\mathcal{X}(U,V) :=\bigwedge_{u\in U}\bigvee_{v\in V}\mathcal{X}(u,v). $$

It takes a while to learn LaTeX: everyone serious about math must go through the pain of this. Here is a quick intro:

* [MathJax basic tutorial](https://math.meta.stackexchange.com/questions/5020/mathjax-basic-tutorial-and-quick-reference).

Unfortunately, a couple things on this tutorial don't apply here! Most importantly, as I mentioned on the welcome page:

For "displayed" equations, centered on the page, use double dollar signs: `$$E = \sqrt{m^2 + p^2}$$` produces this: $$E = \sqrt{m^2 + p^2}$$

For "inline" equations, mixed in with your text, use this method: `\\(E = \sqrt{m^2 + p^2}\\)` produces this: \\(E = \sqrt{m^2 + p^2}\\).

**Formatting**

Unlike full-fledged LaTeX, MathJaX does not handle formatting _outside_ equations. The Azimuth Forum runs on [Vanilla](https://vanillaforums.com/en/features/forums/), but not all the fancy features of Vanilla have been activated here.

To create italics, boldface, quoted passages numbered or itemized lists, subject headers, and the like, use [Markdown](https://github.com/adam-p/markdown-here/wiki/Markdown-Cheatsheet). To include images you can also use HTML: for example,

``

creates this:

This image is stored in my own personal website. If someone wants to create a Github site or other method for storing images to be used in this course, please go ahead and let us know about it!

**Questions**

If you don't know how to do something, and someone else does, the quickest solution is often to click on the little gear at upper right of each comment, and choose "View Source". Then you can see how they did it.

Every imaginable question about LaTeX has already been asked and answered here:

* [TeX - LaTeX Stack Exchange](https://tex.stackexchange.com/).

If you have specific technical questions about MathJax or Vanilla or Markdown, or other aspects of how the Azimuth Forum works, start a discussion in category [Technical](https://forum.azimuthproject.org/categories/Technical). Since we have a lot of experts on computer science here, someone here can probably answer your question.

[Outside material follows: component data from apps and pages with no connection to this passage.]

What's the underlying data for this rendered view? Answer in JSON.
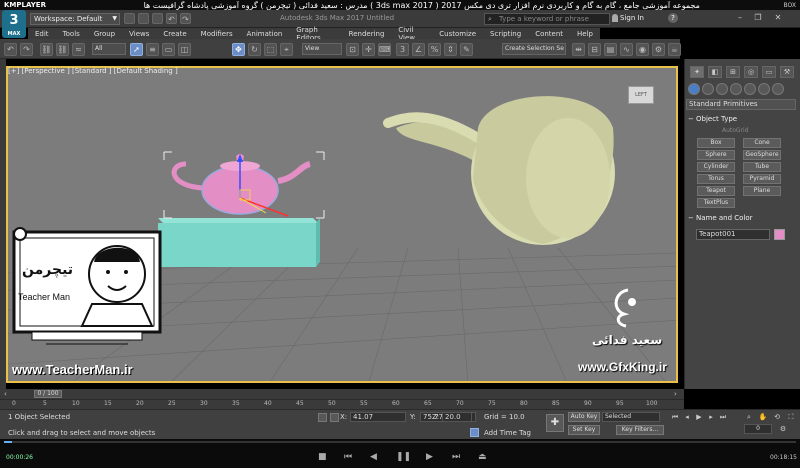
{
  "player": {
    "brand": "KMPLAYER",
    "title": "مجموعه آموزشی جامع ، گام به گام و کاربردی نرم افزار تری دی مکس 2017 ( 3ds max 2017 ) مدرس : سعید فدائی ( تیچرمن ) گروه آموزشی پادشاه گرافیست ها",
    "box_label": "BOX",
    "time_elapsed": "00:00:26",
    "time_total": "00:18:15",
    "progress_pct": 1
  },
  "app": {
    "button_label": "3",
    "button_sub": "MAX",
    "workspace_label": "Workspace: Default",
    "window_caption": "Autodesk 3ds Max 2017   Untitled",
    "search_placeholder": "Type a keyword or phrase",
    "sign_in": "Sign In",
    "help": "?"
  },
  "menu": [
    "Edit",
    "Tools",
    "Group",
    "Views",
    "Create",
    "Modifiers",
    "Animation",
    "Graph Editors",
    "Rendering",
    "Civil View",
    "Customize",
    "Scripting",
    "Content",
    "Help"
  ],
  "toolbar": {
    "filter": "All",
    "ref_coord": "View",
    "named_selection": "Create Selection Se"
  },
  "viewport": {
    "label": "[+] [Perspective ] [Standard ] [Default Shading ]",
    "viewcube_label": "LEFT"
  },
  "command_panel": {
    "category": "Standard Primitives",
    "object_type_title": "Object Type",
    "autogrid": "AutoGrid",
    "buttons": [
      "Box",
      "Cone",
      "Sphere",
      "GeoSphere",
      "Cylinder",
      "Tube",
      "Torus",
      "Pyramid",
      "Teapot",
      "Plane",
      "TextPlus"
    ],
    "name_color_title": "Name and Color",
    "object_name": "Teapot001",
    "object_color": "#e38ec4"
  },
  "timeline": {
    "frame_display": "0 / 100",
    "ticks": [
      "0",
      "5",
      "10",
      "15",
      "20",
      "25",
      "30",
      "35",
      "40",
      "45",
      "50",
      "55",
      "60",
      "65",
      "70",
      "75",
      "80",
      "85",
      "90",
      "95",
      "100"
    ]
  },
  "status": {
    "selection": "1 Object Selected",
    "prompt": "Click and drag to select and move objects",
    "x_label": "X:",
    "x_value": "41.07",
    "y_label": "Y:",
    "y_value": "75.773",
    "z_label": "Z:",
    "z_value": "20.0",
    "grid": "Grid = 10.0",
    "add_time_tag": "Add Time Tag",
    "auto_key": "Auto Key",
    "set_key": "Set Key",
    "key_filters": "Key Filters...",
    "selected_dd": "Selected",
    "current_frame": "0"
  },
  "overlay": {
    "teacher_logo_text": "تیچرمن",
    "teacher_name": "Teacher Man",
    "teacher_url": "www.TeacherMan.ir",
    "gfx_name": "سعید فدائی",
    "gfx_url": "www.GfxKing.ir"
  },
  "colors": {
    "viewport_bg": "#7c7c7c",
    "viewport_border": "#e8c14a",
    "teapot_small": "#e38ec4",
    "box": "#79d6c8",
    "teapot_large": "#d9dcb0",
    "accent_blue": "#6b8ec7"
  }
}
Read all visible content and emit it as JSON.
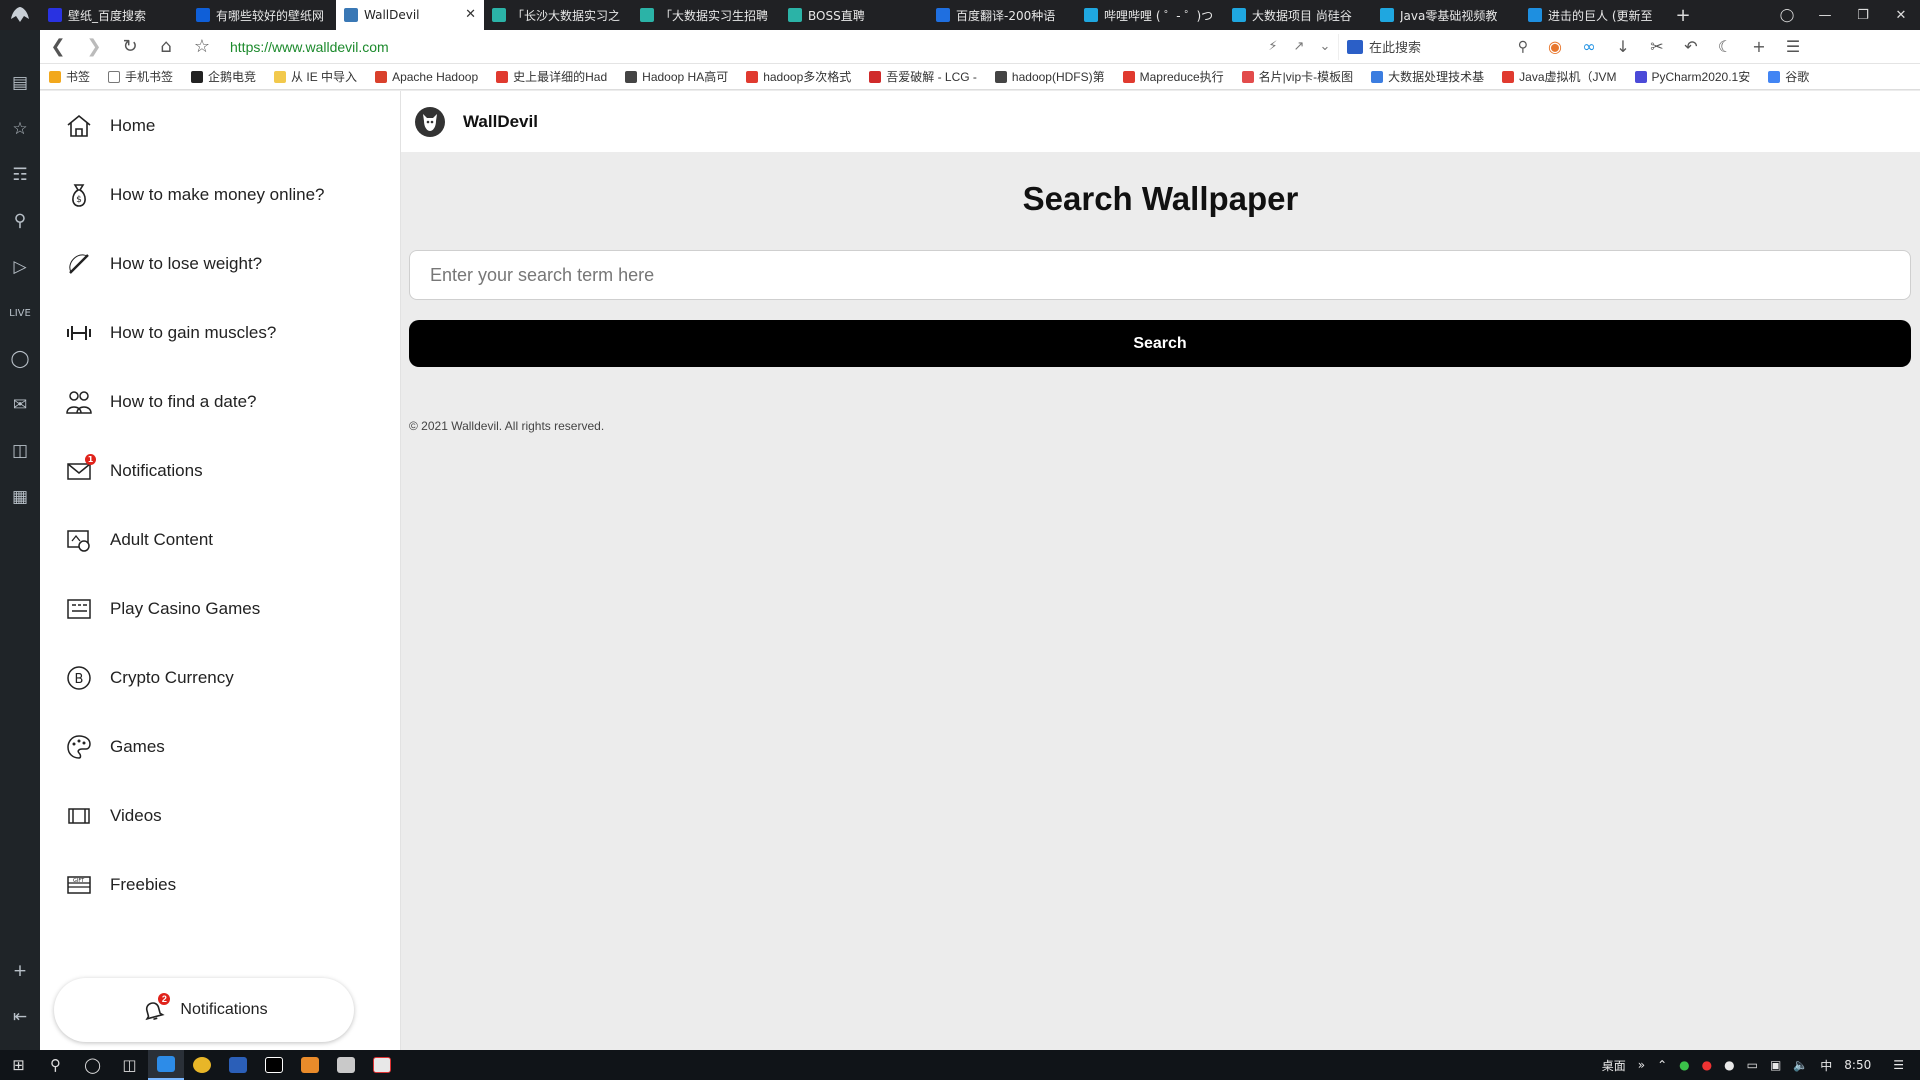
{
  "browser": {
    "tabs": [
      {
        "title": "壁纸_百度搜索",
        "icon": "baidu-icon",
        "color": "#2932e1",
        "glyph": "du"
      },
      {
        "title": "有哪些较好的壁纸网",
        "icon": "zhihu-icon",
        "color": "#0f5fd8",
        "glyph": "知"
      },
      {
        "title": "WallDevil",
        "icon": "wordpress-icon",
        "color": "#3a78b5",
        "glyph": "W",
        "active": true
      },
      {
        "title": "「长沙大数据实习之",
        "icon": "boss-icon",
        "color": "#2bb3a7",
        "glyph": "B"
      },
      {
        "title": "「大数据实习生招聘",
        "icon": "boss-icon",
        "color": "#2bb3a7",
        "glyph": "B"
      },
      {
        "title": "BOSS直聘",
        "icon": "boss-icon",
        "color": "#2bb3a7",
        "glyph": "B"
      },
      {
        "title": "百度翻译-200种语",
        "icon": "translate-icon",
        "color": "#1f6fe0",
        "glyph": "译"
      },
      {
        "title": "哔哩哔哩 ( ゜- ゜)つ",
        "icon": "bilibili-icon",
        "color": "#1fa7e0",
        "glyph": "b"
      },
      {
        "title": "大数据项目 尚硅谷",
        "icon": "bilibili-icon",
        "color": "#1fa7e0",
        "glyph": "b"
      },
      {
        "title": "Java零基础视频教",
        "icon": "bilibili-icon",
        "color": "#1fa7e0",
        "glyph": "b"
      },
      {
        "title": "进击的巨人 (更新至",
        "icon": "dd-icon",
        "color": "#1e8fe0",
        "glyph": "dd"
      }
    ],
    "url": "https://www.walldevil.com",
    "search_placeholder": "在此搜索",
    "bookmarks": [
      {
        "label": "书签",
        "color": "#f2a81d"
      },
      {
        "label": "手机书签",
        "color": "#ffffff"
      },
      {
        "label": "企鹅电竞",
        "color": "#222222"
      },
      {
        "label": "从 IE 中导入",
        "color": "#f2c94c"
      },
      {
        "label": "Apache Hadoop",
        "color": "#d9402b"
      },
      {
        "label": "史上最详细的Had",
        "color": "#e03a2f"
      },
      {
        "label": "Hadoop HA高可",
        "color": "#444444"
      },
      {
        "label": "hadoop多次格式",
        "color": "#e03a2f"
      },
      {
        "label": "吾爱破解 - LCG -",
        "color": "#d02a2a"
      },
      {
        "label": "hadoop(HDFS)第",
        "color": "#444444"
      },
      {
        "label": "Mapreduce执行",
        "color": "#e03a2f"
      },
      {
        "label": "名片|vip卡-模板图",
        "color": "#e24b4b"
      },
      {
        "label": "大数据处理技术基",
        "color": "#3b7de0"
      },
      {
        "label": "Java虚拟机（JVM",
        "color": "#e03a2f"
      },
      {
        "label": "PyCharm2020.1安",
        "color": "#4b4ad8"
      },
      {
        "label": "谷歌",
        "color": "#4285f4"
      }
    ]
  },
  "site": {
    "name": "WallDevil",
    "menu": [
      {
        "label": "Home",
        "icon": "home-icon"
      },
      {
        "label": "How to make money online?",
        "icon": "money-bag-icon"
      },
      {
        "label": "How to lose weight?",
        "icon": "jump-rope-icon"
      },
      {
        "label": "How to gain muscles?",
        "icon": "dumbbell-icon"
      },
      {
        "label": "How to find a date?",
        "icon": "couple-icon"
      },
      {
        "label": "Notifications",
        "icon": "mail-icon",
        "badge": "1"
      },
      {
        "label": "Adult Content",
        "icon": "adult-content-icon"
      },
      {
        "label": "Play Casino Games",
        "icon": "slot-machine-icon"
      },
      {
        "label": "Crypto Currency",
        "icon": "bitcoin-icon"
      },
      {
        "label": "Games",
        "icon": "palette-icon"
      },
      {
        "label": "Videos",
        "icon": "film-icon"
      },
      {
        "label": "Freebies",
        "icon": "gift-card-icon"
      }
    ],
    "notifications_button": {
      "label": "Notifications",
      "badge": "2"
    },
    "search": {
      "title": "Search Wallpaper",
      "placeholder": "Enter your search term here",
      "button_label": "Search"
    },
    "footer": "© 2021 Walldevil. All rights reserved."
  },
  "taskbar": {
    "tray_label": "桌面",
    "ime": "中",
    "time": "8:50"
  },
  "colors": {
    "accent_button": "#000000",
    "url_green": "#1c8a2c",
    "badge_red": "#e0231b"
  }
}
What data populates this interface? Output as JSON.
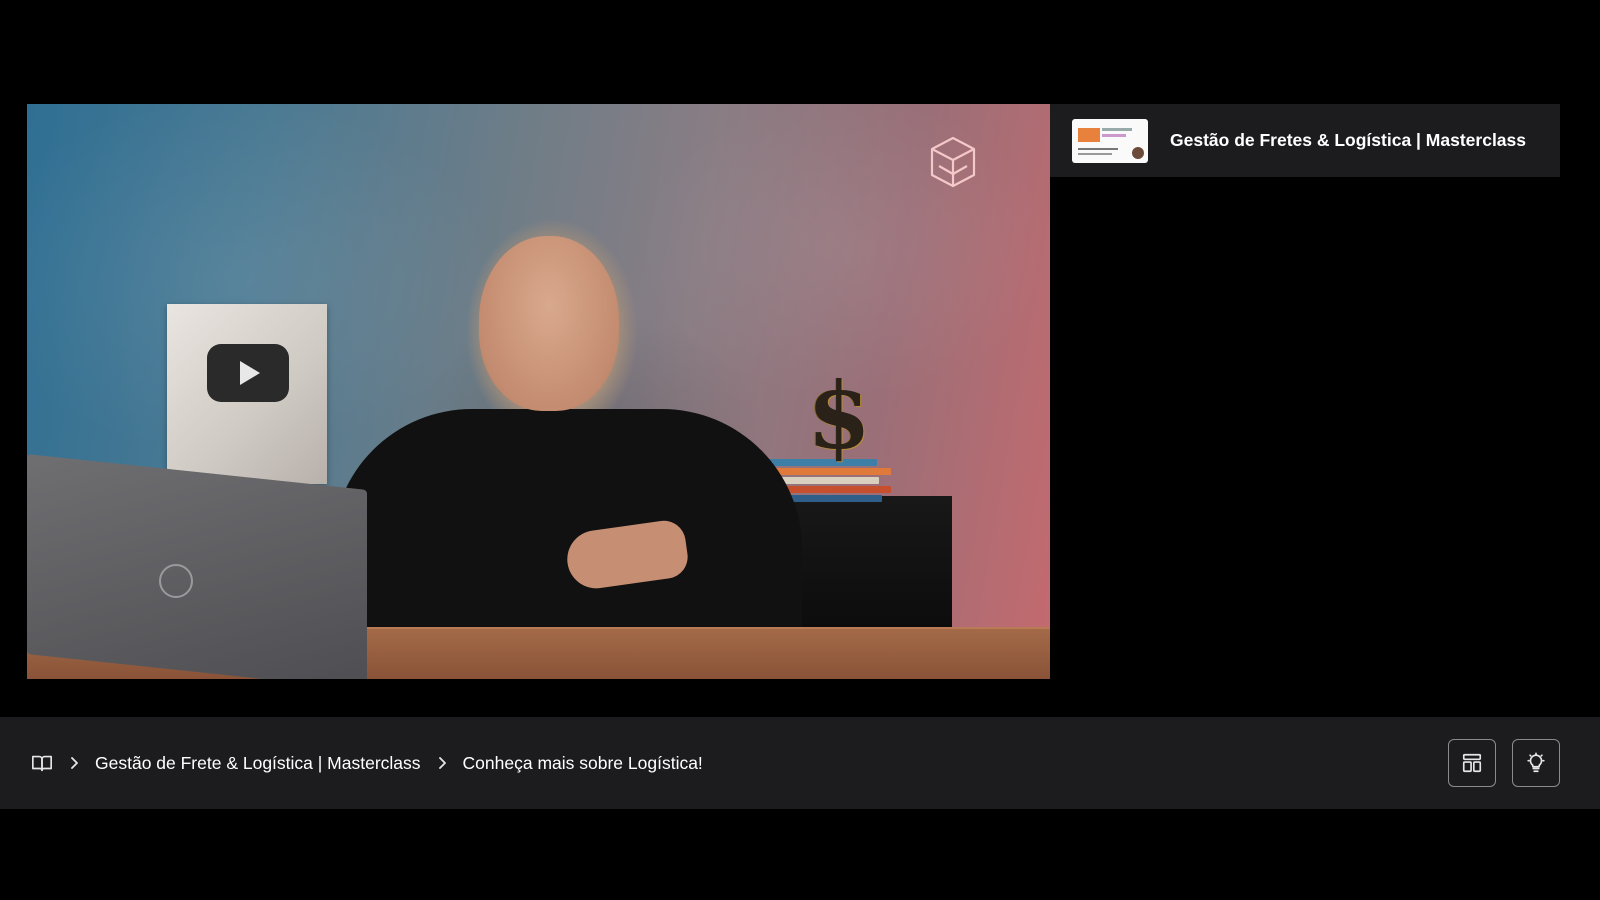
{
  "sidebar": {
    "course_title": "Gestão de Fretes & Logística | Masterclass",
    "thumbnail_icon": "course-thumbnail"
  },
  "breadcrumb": {
    "home_icon": "book-open-icon",
    "items": [
      {
        "label": "Gestão de Frete & Logística | Masterclass"
      },
      {
        "label": "Conheça mais sobre Logística!"
      }
    ]
  },
  "actions": [
    {
      "icon": "layout-icon"
    },
    {
      "icon": "lightbulb-icon"
    }
  ],
  "colors": {
    "background": "#000000",
    "panel": "#1c1c1f",
    "text": "#ffffff",
    "button_border": "#8a8a8f"
  }
}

[[Dave Tanzer]] set up the forum, and he's paying for it. But he doesn't have much time to manage it, or answer questions - nor do I. So please restrain your desire to perfect the environment and focus on learning math. If one of you wants to help run the forum, and has time to do it in a consistent way throughout the course, please volunteer!